● **What the task requires**
The whole of the data is to be returned without a single change.

● **Source material**
──────
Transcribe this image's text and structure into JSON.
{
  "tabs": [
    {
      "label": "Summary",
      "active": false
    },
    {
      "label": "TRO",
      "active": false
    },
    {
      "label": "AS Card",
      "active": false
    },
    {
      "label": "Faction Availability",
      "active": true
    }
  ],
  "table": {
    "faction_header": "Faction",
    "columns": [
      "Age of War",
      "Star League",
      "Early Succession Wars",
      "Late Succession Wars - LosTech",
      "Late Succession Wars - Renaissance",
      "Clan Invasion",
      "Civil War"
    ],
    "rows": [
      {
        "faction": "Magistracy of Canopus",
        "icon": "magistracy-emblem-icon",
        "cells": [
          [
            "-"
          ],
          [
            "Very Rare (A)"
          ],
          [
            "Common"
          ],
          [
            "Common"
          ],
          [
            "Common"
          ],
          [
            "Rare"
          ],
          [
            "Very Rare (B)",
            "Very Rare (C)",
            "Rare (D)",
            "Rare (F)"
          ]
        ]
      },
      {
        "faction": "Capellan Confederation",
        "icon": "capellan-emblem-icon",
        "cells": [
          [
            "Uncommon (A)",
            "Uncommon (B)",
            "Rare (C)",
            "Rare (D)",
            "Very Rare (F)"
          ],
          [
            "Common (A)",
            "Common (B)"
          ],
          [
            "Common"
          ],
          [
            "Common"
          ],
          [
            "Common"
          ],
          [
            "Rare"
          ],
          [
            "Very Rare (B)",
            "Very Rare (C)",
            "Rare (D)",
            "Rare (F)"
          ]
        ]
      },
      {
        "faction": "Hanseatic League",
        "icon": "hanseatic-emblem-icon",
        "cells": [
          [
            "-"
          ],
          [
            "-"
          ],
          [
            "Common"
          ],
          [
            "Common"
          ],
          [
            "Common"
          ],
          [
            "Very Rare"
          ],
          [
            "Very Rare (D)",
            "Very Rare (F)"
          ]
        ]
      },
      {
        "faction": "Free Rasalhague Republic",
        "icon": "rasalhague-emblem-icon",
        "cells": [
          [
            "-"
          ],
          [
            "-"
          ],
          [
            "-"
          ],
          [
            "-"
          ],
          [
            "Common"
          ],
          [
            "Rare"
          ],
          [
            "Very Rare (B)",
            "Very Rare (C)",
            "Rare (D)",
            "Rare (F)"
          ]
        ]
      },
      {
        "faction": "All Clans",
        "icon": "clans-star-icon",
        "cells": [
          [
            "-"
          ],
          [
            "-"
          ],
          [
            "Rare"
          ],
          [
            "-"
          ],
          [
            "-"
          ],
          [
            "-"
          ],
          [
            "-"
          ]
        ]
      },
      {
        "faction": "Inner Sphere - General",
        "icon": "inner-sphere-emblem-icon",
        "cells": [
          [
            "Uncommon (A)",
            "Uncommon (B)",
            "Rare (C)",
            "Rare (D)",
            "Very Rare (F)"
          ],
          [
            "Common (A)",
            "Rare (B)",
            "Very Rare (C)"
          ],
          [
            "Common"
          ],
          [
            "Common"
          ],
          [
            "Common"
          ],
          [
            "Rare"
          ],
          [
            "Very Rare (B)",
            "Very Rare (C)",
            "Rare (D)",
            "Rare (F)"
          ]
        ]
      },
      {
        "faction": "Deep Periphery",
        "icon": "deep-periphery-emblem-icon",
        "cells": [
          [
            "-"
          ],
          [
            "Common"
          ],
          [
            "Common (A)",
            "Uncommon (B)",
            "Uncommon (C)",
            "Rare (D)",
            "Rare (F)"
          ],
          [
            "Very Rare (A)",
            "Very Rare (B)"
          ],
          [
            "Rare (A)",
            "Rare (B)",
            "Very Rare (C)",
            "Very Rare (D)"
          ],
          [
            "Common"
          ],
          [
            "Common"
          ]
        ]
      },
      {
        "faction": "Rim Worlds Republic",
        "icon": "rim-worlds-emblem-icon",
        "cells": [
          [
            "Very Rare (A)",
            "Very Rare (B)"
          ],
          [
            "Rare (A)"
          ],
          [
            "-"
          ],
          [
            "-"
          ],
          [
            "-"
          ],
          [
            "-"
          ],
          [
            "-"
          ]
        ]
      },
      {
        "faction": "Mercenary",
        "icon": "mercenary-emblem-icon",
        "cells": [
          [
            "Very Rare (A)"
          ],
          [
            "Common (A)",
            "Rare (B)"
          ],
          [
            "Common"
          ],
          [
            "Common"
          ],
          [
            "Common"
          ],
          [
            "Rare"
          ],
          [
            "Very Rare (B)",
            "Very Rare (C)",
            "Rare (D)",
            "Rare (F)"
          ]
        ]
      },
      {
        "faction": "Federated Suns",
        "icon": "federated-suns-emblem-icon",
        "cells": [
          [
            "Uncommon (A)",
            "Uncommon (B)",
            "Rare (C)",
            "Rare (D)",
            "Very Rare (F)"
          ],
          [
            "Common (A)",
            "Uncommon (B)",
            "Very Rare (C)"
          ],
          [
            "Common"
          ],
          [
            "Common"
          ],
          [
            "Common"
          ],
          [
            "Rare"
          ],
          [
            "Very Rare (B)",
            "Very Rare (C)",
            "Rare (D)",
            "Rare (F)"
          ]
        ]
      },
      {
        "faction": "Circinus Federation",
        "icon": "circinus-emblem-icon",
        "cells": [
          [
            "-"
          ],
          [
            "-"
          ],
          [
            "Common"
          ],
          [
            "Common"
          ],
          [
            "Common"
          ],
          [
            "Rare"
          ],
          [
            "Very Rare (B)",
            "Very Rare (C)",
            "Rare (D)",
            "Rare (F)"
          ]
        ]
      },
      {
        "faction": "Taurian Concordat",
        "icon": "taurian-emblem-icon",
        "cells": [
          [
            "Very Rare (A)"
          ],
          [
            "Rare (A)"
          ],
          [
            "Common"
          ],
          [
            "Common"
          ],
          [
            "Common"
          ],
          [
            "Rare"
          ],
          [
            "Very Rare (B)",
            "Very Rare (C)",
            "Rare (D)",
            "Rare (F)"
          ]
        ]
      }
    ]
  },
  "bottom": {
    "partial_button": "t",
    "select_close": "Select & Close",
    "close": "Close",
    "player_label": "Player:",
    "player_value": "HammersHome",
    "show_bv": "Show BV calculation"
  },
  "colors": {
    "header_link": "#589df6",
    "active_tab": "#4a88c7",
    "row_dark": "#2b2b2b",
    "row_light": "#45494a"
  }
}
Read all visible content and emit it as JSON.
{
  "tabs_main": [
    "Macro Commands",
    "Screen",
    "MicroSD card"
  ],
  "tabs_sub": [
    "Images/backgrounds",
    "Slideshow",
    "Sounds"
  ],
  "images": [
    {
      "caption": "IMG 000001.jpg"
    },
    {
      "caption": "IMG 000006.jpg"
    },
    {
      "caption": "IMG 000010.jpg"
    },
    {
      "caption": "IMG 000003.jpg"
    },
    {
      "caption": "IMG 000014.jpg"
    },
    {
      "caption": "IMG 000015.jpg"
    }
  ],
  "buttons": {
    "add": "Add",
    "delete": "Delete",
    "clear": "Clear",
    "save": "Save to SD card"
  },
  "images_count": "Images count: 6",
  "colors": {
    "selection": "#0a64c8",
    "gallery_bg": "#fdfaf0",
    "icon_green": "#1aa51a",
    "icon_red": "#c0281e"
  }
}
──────
● **Response**
Transcribe this image's text and structure into JSON.
{
  "tabs": [
    {
      "label": "Summary",
      "active": false
    },
    {
      "label": "TRO",
      "active": false
    },
    {
      "label": "AS Card",
      "active": false
    },
    {
      "label": "Faction Availability",
      "active": true
    }
  ],
  "table": {
    "faction_header": "Faction",
    "columns": [
      "Age of War",
      "Star League",
      "Early Succession Wars",
      "Late Succession Wars - LosTech",
      "Late Succession Wars - Renaissance",
      "Clan Invasion",
      "Civil War"
    ],
    "rows": [
      {
        "faction": "Magistracy of Canopus",
        "icon": "magistracy-emblem-icon",
        "cells": [
          [
            "-"
          ],
          [
            "Very Rare (A)"
          ],
          [
            "Common"
          ],
          [
            "Common"
          ],
          [
            "Common"
          ],
          [
            "Rare"
          ],
          [
            "Very Rare (B)",
            "Very Rare (C)",
            "Rare (D)",
            "Rare (F)"
          ]
        ]
      },
      {
        "faction": "Capellan Confederation",
        "icon": "capellan-emblem-icon",
        "cells": [
          [
            "Uncommon (A)",
            "Uncommon (B)",
            "Rare (C)",
            "Rare (D)",
            "Very Rare (F)"
          ],
          [
            "Common (A)",
            "Common (B)"
          ],
          [
            "Common"
          ],
          [
            "Common"
          ],
          [
            "Common"
          ],
          [
            "Rare"
          ],
          [
            "Very Rare (B)",
            "Very Rare (C)",
            "Rare (D)",
            "Rare (F)"
          ]
        ]
      },
      {
        "faction": "Hanseatic League",
        "icon": "hanseatic-emblem-icon",
        "cells": [
          [
            "-"
          ],
          [
            "-"
          ],
          [
            "Common"
          ],
          [
            "Common"
          ],
          [
            "Common"
          ],
          [
            "Very Rare"
          ],
          [
            "Very Rare (D)",
            "Very Rare (F)"
          ]
        ]
      },
      {
        "faction": "Free Rasalhague Republic",
        "icon": "rasalhague-emblem-icon",
        "cells": [
          [
            "-"
          ],
          [
            "-"
          ],
          [
            "-"
          ],
          [
            "-"
          ],
          [
            "Common"
          ],
          [
            "Rare"
          ],
          [
            "Very Rare (B)",
            "Very Rare (C)",
            "Rare (D)",
            "Rare (F)"
          ]
        ]
      },
      {
        "faction": "All Clans",
        "icon": "clans-star-icon",
        "cells": [
          [
            "-"
          ],
          [
            "-"
          ],
          [
            "Rare"
          ],
          [
            "-"
          ],
          [
            "-"
          ],
          [
            "-"
          ],
          [
            "-"
          ]
        ]
      },
      {
        "faction": "Inner Sphere - General",
        "icon": "inner-sphere-emblem-icon",
        "cells": [
          [
            "Uncommon (A)",
            "Uncommon (B)",
            "Rare (C)",
            "Rare (D)",
            "Very Rare (F)"
          ],
          [
            "Common (A)",
            "Rare (B)",
            "Very Rare (C)"
          ],
          [
            "Common"
          ],
          [
            "Common"
          ],
          [
            "Common"
          ],
          [
            "Rare"
          ],
          [
            "Very Rare (B)",
            "Very Rare (C)",
            "Rare (D)",
            "Rare (F)"
          ]
        ]
      },
      {
        "faction": "Deep Periphery",
        "icon": "deep-periphery-emblem-icon",
        "cells": [
          [
            "-"
          ],
          [
            "Common"
          ],
          [
            "Common (A)",
            "Uncommon (B)",
            "Uncommon (C)",
            "Rare (D)",
            "Rare (F)"
          ],
          [
            "Very Rare (A)",
            "Very Rare (B)"
          ],
          [
            "Rare (A)",
            "Rare (B)",
            "Very Rare (C)",
            "Very Rare (D)"
          ],
          [
            "Common"
          ],
          [
            "Common"
          ]
        ]
      },
      {
        "faction": "Rim Worlds Republic",
        "icon": "rim-worlds-emblem-icon",
        "cells": [
          [
            "Very Rare (A)",
            "Very Rare (B)"
          ],
          [
            "Rare (A)"
          ],
          [
            "-"
          ],
          [
            "-"
          ],
          [
            "-"
          ],
          [
            "-"
          ],
          [
            "-"
          ]
        ]
      },
      {
        "faction": "Mercenary",
        "icon": "mercenary-emblem-icon",
        "cells": [
          [
            "Very Rare (A)"
          ],
          [
            "Common (A)",
            "Rare (B)"
          ],
          [
            "Common"
          ],
          [
            "Common"
          ],
          [
            "Common"
          ],
          [
            "Rare"
          ],
          [
            "Very Rare (B)",
            "Very Rare (C)",
            "Rare (D)",
            "Rare (F)"
          ]
        ]
      },
      {
        "faction": "Federated Suns",
        "icon": "federated-suns-emblem-icon",
        "cells": [
          [
            "Uncommon (A)",
            "Uncommon (B)",
            "Rare (C)",
            "Rare (D)",
            "Very Rare (F)"
          ],
          [
            "Common (A)",
            "Uncommon (B)",
            "Very Rare (C)"
          ],
          [
            "Common"
          ],
          [
            "Common"
          ],
          [
            "Common"
          ],
          [
            "Rare"
          ],
          [
            "Very Rare (B)",
            "Very Rare (C)",
            "Rare (D)",
            "Rare (F)"
          ]
        ]
      },
      {
        "faction": "Circinus Federation",
        "icon": "circinus-emblem-icon",
        "cells": [
          [
            "-"
          ],
          [
            "-"
          ],
          [
            "Common"
          ],
          [
            "Common"
          ],
          [
            "Common"
          ],
          [
            "Rare"
          ],
          [
            "Very Rare (B)",
            "Very Rare (C)",
            "Rare (D)",
            "Rare (F)"
          ]
        ]
      },
      {
        "faction": "Taurian Concordat",
        "icon": "taurian-emblem-icon",
        "cells": [
          [
            "Very Rare (A)"
          ],
          [
            "Rare (A)"
          ],
          [
            "Common"
          ],
          [
            "Common"
          ],
          [
            "Common"
          ],
          [
            "Rare"
          ],
          [
            "Very Rare (B)",
            "Very Rare (C)",
            "Rare (D)",
            "Rare (F)"
          ]
        ]
      }
    ]
  },
  "bottom": {
    "partial_button": "t",
    "select_close": "Select & Close",
    "close": "Close",
    "player_label": "Player:",
    "player_value": "HammersHome",
    "show_bv": "Show BV calculation"
  },
  "colors": {
    "header_link": "#589df6",
    "active_tab": "#4a88c7",
    "row_dark": "#2b2b2b",
    "row_light": "#45494a"
  }
}
Read all visible content and emit it as JSON.
{
  "tabs_main": [
    "Macro Commands",
    "Screen",
    "MicroSD card"
  ],
  "tabs_sub": [
    "Images/backgrounds",
    "Slideshow",
    "Sounds"
  ],
  "images": [
    {
      "caption": "IMG 000001.jpg"
    },
    {
      "caption": "IMG 000006.jpg"
    },
    {
      "caption": "IMG 000010.jpg"
    },
    {
      "caption": "IMG 000003.jpg"
    },
    {
      "caption": "IMG 000014.jpg"
    },
    {
      "caption": "IMG 000015.jpg"
    }
  ],
  "buttons": {
    "add": "Add",
    "delete": "Delete",
    "clear": "Clear",
    "save": "Save to SD card"
  },
  "images_count": "Images count: 6",
  "colors": {
    "selection": "#0a64c8",
    "gallery_bg": "#fdfaf0",
    "icon_green": "#1aa51a",
    "icon_red": "#c0281e"
  }
}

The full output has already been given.